====== DATA SUPPLIED ======

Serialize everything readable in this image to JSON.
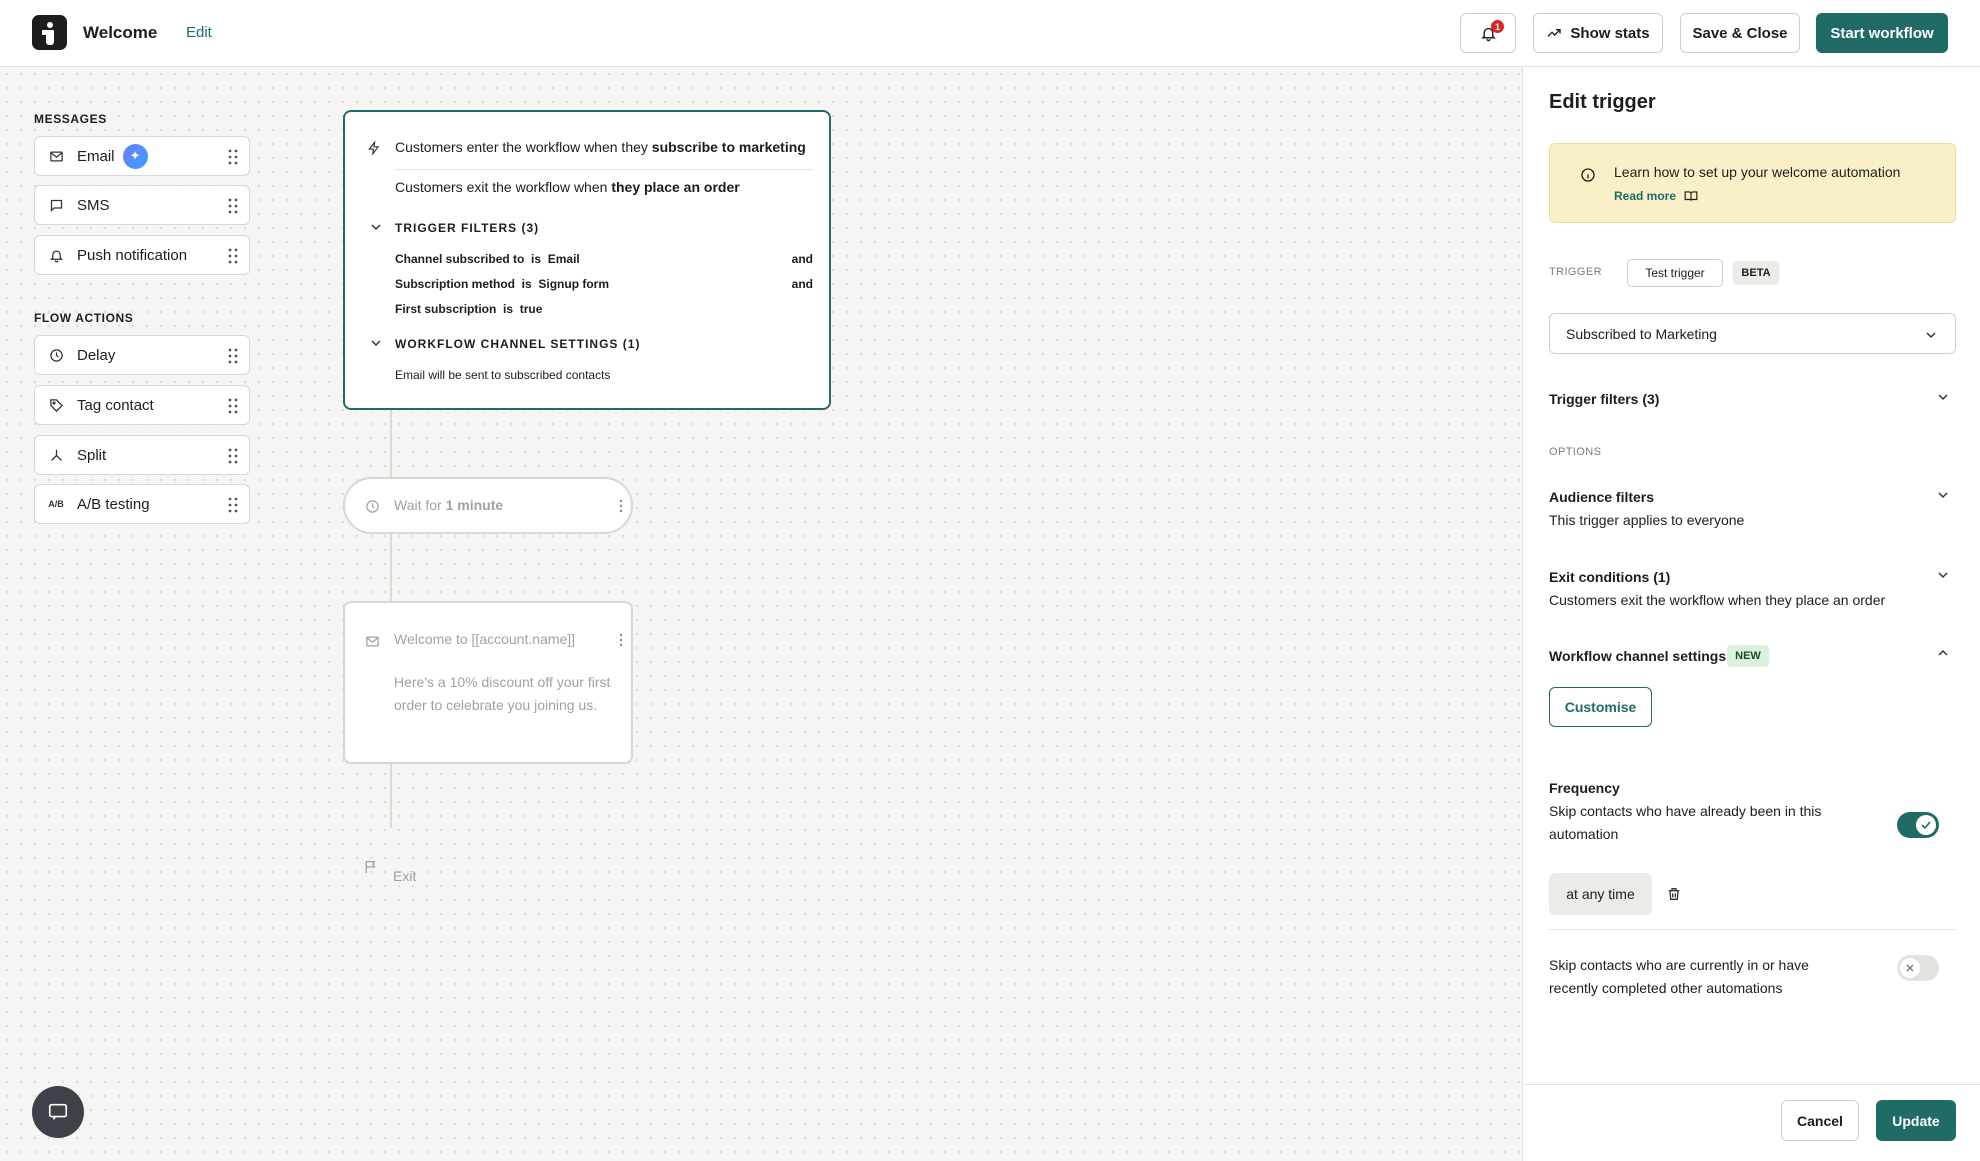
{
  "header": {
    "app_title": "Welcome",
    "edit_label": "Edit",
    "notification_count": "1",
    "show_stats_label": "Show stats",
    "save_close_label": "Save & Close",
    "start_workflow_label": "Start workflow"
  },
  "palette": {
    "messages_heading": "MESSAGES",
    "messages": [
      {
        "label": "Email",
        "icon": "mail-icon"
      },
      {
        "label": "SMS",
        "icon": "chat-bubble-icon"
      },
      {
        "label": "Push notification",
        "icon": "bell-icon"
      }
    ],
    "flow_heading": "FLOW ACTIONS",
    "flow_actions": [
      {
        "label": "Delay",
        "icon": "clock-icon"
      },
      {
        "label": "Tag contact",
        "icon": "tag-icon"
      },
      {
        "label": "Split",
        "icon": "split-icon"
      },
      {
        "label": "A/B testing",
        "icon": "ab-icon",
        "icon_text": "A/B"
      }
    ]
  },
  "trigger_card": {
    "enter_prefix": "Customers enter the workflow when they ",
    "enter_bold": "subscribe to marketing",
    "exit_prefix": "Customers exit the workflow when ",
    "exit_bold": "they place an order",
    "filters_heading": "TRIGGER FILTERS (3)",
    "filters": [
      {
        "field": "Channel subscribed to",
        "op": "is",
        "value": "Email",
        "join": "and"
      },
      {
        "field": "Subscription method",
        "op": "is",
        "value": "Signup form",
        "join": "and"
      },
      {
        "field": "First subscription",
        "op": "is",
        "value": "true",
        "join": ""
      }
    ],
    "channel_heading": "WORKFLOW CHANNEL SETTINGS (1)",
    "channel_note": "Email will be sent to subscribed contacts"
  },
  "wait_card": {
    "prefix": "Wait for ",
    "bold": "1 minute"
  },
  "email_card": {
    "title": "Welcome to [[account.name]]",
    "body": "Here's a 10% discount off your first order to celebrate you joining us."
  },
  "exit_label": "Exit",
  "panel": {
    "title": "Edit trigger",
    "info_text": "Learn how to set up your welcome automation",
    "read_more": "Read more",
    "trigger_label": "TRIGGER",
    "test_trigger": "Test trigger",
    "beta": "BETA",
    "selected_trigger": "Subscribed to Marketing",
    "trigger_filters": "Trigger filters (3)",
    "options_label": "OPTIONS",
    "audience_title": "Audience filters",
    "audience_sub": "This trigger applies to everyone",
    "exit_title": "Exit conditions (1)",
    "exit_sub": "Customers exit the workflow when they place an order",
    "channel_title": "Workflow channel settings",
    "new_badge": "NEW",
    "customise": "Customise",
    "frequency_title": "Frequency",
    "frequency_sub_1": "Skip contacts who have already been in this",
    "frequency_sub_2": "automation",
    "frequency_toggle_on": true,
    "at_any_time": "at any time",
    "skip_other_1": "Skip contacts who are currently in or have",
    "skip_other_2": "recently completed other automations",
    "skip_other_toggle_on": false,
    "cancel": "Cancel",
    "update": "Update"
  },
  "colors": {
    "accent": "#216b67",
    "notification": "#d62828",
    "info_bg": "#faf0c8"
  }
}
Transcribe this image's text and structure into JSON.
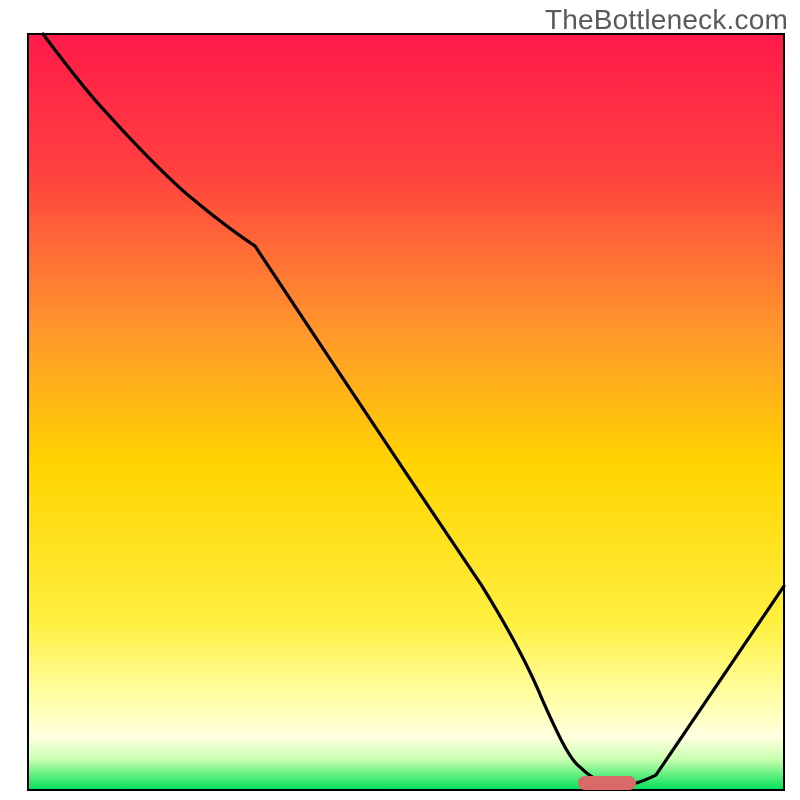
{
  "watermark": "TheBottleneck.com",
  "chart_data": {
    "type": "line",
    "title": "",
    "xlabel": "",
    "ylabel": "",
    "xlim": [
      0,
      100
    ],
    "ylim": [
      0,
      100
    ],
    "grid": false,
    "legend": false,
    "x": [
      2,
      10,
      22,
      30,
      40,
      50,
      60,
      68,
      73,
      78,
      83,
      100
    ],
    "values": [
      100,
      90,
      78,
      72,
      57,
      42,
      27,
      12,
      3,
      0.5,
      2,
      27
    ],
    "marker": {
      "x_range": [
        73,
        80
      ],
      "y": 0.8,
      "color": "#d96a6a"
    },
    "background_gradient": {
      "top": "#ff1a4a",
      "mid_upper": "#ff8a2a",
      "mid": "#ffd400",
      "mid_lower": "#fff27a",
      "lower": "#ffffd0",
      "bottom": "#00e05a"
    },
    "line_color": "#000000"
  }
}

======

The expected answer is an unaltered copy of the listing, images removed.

ANSWER FOR THE TASK:
Serialize everything readable in this image to JSON.
{
  "header": {
    "app_title": "Welcome",
    "edit_label": "Edit",
    "notification_count": "1",
    "show_stats_label": "Show stats",
    "save_close_label": "Save & Close",
    "start_workflow_label": "Start workflow"
  },
  "palette": {
    "messages_heading": "MESSAGES",
    "messages": [
      {
        "label": "Email",
        "icon": "mail-icon"
      },
      {
        "label": "SMS",
        "icon": "chat-bubble-icon"
      },
      {
        "label": "Push notification",
        "icon": "bell-icon"
      }
    ],
    "flow_heading": "FLOW ACTIONS",
    "flow_actions": [
      {
        "label": "Delay",
        "icon": "clock-icon"
      },
      {
        "label": "Tag contact",
        "icon": "tag-icon"
      },
      {
        "label": "Split",
        "icon": "split-icon"
      },
      {
        "label": "A/B testing",
        "icon": "ab-icon",
        "icon_text": "A/B"
      }
    ]
  },
  "trigger_card": {
    "enter_prefix": "Customers enter the workflow when they ",
    "enter_bold": "subscribe to marketing",
    "exit_prefix": "Customers exit the workflow when ",
    "exit_bold": "they place an order",
    "filters_heading": "TRIGGER FILTERS (3)",
    "filters": [
      {
        "field": "Channel subscribed to",
        "op": "is",
        "value": "Email",
        "join": "and"
      },
      {
        "field": "Subscription method",
        "op": "is",
        "value": "Signup form",
        "join": "and"
      },
      {
        "field": "First subscription",
        "op": "is",
        "value": "true",
        "join": ""
      }
    ],
    "channel_heading": "WORKFLOW CHANNEL SETTINGS (1)",
    "channel_note": "Email will be sent to subscribed contacts"
  },
  "wait_card": {
    "prefix": "Wait for ",
    "bold": "1 minute"
  },
  "email_card": {
    "title": "Welcome to [[account.name]]",
    "body": "Here's a 10% discount off your first order to celebrate you joining us."
  },
  "exit_label": "Exit",
  "panel": {
    "title": "Edit trigger",
    "info_text": "Learn how to set up your welcome automation",
    "read_more": "Read more",
    "trigger_label": "TRIGGER",
    "test_trigger": "Test trigger",
    "beta": "BETA",
    "selected_trigger": "Subscribed to Marketing",
    "trigger_filters": "Trigger filters (3)",
    "options_label": "OPTIONS",
    "audience_title": "Audience filters",
    "audience_sub": "This trigger applies to everyone",
    "exit_title": "Exit conditions (1)",
    "exit_sub": "Customers exit the workflow when they place an order",
    "channel_title": "Workflow channel settings",
    "new_badge": "NEW",
    "customise": "Customise",
    "frequency_title": "Frequency",
    "frequency_sub_1": "Skip contacts who have already been in this",
    "frequency_sub_2": "automation",
    "frequency_toggle_on": true,
    "at_any_time": "at any time",
    "skip_other_1": "Skip contacts who are currently in or have",
    "skip_other_2": "recently completed other automations",
    "skip_other_toggle_on": false,
    "cancel": "Cancel",
    "update": "Update"
  },
  "colors": {
    "accent": "#216b67",
    "notification": "#d62828",
    "info_bg": "#faf0c8"
  }
}
Transcribe this image's text and structure into JSON.
{
  "watermark": "TheBottleneck.com",
  "chart_data": {
    "type": "line",
    "title": "",
    "xlabel": "",
    "ylabel": "",
    "xlim": [
      0,
      100
    ],
    "ylim": [
      0,
      100
    ],
    "grid": false,
    "legend": false,
    "x": [
      2,
      10,
      22,
      30,
      40,
      50,
      60,
      68,
      73,
      78,
      83,
      100
    ],
    "values": [
      100,
      90,
      78,
      72,
      57,
      42,
      27,
      12,
      3,
      0.5,
      2,
      27
    ],
    "marker": {
      "x_range": [
        73,
        80
      ],
      "y": 0.8,
      "color": "#d96a6a"
    },
    "background_gradient": {
      "top": "#ff1a4a",
      "mid_upper": "#ff8a2a",
      "mid": "#ffd400",
      "mid_lower": "#fff27a",
      "lower": "#ffffd0",
      "bottom": "#00e05a"
    },
    "line_color": "#000000"
  }
}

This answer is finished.